Get to know Depression Geyser

by | May 30, 2019

Depression Geyser is a geyser sensitive to earthquakes. In this post, we’ll take a closer look at Depression Geyser and what to watch for when you’re waiting for an eruption.


Depression Geyser is located near Beehive Geyser on the lower part of the boardwalk loop around Geyser Hill. You can reach it by walking around toward the river behind Old Faithful Geyser until you reach the path that leads to the bridge across the river.


Named for how the geyser sits in a depressed area in the sinter (the rock formed by the silica in the thermal water), though it also seems to “get depressed” when there aren’t any earthquakes that jolt it back into action. From observations over the decades, it has been concluded that Depression Geyser does not share its water freely with other thermal features in the area.

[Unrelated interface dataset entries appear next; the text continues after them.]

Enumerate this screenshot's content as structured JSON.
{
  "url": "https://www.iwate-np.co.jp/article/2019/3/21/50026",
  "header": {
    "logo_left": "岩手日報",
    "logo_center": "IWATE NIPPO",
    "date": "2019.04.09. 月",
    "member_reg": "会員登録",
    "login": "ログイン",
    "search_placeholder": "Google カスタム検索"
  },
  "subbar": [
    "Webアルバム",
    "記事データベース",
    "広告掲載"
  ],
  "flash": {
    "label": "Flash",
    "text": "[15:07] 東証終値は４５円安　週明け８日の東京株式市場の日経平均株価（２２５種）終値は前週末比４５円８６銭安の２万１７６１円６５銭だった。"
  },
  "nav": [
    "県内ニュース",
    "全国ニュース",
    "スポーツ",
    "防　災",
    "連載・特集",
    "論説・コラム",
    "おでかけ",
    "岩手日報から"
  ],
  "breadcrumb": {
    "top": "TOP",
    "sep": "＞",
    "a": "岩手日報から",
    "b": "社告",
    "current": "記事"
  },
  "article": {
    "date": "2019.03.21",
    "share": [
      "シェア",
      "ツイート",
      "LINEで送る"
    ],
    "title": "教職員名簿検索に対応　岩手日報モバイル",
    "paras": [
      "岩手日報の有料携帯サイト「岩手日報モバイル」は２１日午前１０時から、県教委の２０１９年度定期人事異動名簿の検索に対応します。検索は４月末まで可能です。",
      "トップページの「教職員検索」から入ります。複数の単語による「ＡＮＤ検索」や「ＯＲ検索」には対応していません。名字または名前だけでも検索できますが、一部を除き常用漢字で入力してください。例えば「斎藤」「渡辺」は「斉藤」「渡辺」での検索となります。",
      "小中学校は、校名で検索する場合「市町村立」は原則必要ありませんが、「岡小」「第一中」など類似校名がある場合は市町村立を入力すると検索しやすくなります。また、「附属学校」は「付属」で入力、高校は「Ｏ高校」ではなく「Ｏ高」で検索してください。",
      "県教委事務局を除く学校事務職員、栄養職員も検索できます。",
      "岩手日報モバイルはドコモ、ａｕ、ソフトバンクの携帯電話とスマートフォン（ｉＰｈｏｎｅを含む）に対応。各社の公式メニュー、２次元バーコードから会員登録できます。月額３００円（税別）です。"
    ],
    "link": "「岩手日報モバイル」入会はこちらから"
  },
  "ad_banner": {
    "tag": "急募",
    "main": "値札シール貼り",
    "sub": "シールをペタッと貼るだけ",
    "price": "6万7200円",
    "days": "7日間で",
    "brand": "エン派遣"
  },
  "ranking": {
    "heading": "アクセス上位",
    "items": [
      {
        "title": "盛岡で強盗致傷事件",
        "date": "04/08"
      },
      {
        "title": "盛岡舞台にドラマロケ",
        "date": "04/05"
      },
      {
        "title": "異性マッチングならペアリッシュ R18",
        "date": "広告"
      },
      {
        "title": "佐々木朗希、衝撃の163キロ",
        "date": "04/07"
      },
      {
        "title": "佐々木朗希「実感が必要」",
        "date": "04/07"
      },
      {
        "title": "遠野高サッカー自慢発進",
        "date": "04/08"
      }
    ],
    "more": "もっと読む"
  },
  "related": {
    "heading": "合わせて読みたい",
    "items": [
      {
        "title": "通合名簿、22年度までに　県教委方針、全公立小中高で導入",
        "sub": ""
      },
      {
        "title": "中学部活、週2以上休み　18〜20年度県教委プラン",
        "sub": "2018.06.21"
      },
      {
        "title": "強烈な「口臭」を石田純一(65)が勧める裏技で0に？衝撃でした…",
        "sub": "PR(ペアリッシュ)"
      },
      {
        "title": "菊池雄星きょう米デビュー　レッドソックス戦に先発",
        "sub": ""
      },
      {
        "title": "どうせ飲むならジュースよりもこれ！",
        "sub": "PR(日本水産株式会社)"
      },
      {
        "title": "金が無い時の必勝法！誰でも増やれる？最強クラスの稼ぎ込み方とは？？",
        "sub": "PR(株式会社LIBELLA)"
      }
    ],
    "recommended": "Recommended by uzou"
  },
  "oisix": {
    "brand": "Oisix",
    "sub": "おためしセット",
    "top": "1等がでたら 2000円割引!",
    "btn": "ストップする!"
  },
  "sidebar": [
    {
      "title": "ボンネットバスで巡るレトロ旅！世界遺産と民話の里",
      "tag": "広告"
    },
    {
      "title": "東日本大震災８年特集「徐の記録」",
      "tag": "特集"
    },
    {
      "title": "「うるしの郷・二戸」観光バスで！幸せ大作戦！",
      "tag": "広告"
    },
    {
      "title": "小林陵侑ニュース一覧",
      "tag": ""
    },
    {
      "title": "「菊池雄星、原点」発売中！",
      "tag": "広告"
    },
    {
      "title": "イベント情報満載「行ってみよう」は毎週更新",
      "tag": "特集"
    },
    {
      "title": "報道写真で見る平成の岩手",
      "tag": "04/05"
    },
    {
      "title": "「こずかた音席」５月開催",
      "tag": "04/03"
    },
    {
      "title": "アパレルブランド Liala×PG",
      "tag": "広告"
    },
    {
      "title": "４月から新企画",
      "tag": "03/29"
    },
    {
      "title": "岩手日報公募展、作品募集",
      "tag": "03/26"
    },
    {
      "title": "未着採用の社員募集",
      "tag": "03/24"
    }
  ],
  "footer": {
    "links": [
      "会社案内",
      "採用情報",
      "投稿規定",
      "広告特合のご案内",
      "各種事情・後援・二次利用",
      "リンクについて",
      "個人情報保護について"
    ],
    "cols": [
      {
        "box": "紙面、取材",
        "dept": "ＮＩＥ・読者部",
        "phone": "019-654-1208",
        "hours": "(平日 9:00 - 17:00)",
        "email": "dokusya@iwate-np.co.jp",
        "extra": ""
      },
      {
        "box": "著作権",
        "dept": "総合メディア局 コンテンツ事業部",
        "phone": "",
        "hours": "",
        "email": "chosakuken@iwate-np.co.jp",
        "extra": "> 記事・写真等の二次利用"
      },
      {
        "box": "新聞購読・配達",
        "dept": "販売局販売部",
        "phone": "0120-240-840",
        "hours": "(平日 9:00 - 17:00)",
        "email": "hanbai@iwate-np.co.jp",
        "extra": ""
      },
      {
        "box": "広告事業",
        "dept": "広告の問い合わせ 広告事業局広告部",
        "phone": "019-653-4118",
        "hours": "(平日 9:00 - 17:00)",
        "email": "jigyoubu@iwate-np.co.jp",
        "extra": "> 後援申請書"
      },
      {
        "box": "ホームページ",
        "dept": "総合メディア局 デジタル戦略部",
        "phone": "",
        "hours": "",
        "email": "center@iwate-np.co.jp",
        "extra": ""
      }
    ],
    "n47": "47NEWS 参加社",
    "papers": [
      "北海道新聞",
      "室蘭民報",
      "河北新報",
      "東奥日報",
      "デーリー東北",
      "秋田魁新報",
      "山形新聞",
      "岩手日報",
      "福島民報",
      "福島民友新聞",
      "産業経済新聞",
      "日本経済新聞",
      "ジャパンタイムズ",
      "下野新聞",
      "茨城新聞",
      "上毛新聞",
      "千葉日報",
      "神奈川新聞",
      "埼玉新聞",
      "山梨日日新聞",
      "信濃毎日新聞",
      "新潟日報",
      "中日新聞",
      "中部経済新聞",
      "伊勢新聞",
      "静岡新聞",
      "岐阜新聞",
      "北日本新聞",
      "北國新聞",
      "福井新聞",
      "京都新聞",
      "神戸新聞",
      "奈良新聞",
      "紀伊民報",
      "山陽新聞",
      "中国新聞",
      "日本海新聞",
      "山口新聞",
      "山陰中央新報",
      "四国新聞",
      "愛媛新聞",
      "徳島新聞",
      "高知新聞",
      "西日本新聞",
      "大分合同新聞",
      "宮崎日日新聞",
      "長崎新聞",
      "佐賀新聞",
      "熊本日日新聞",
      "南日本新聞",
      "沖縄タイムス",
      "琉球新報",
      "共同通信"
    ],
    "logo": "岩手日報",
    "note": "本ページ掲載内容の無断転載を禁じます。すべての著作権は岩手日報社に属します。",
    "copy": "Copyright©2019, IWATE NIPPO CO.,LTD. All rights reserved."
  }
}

Before an eruption, the water level in Depression Geyser cycles from overflowing to below overflowing. Some people watch a small spot in the overflow channel to keep detailed track of the amount of water overflowing. When the overflow is strong, watch for bubbles rising from the left side, as that’s the more common location to see the eruption start. However, there are two main vents, and splashes can come from either.

Moments before an eruption, those bubbles can increase, and the water level suddenly rises and floods the platform. After that, splashes from the eruption begin – unless it crashes. Some eruptions are quite strong and can reach up to ten feet. Others seem to barely turn over the water. Some eruptions have only the left vent active, others have both vents active. As the eruption continues, the water level drops in the crater. Some years, we see the eruptions finish with a right vent that joins in and sloshes the water around, sounding very much like a washing machine.

After the end of the eruption, water sits low in the crater and is still visible from the boardwalk. Depression will continue to cycle and slowly refill for the next eruption.


When jolted into more consistent action by an earthquake, it can be relatively easy to catch an eruption of Depression. Currently, though, we need more observations to know just how erratic it has become.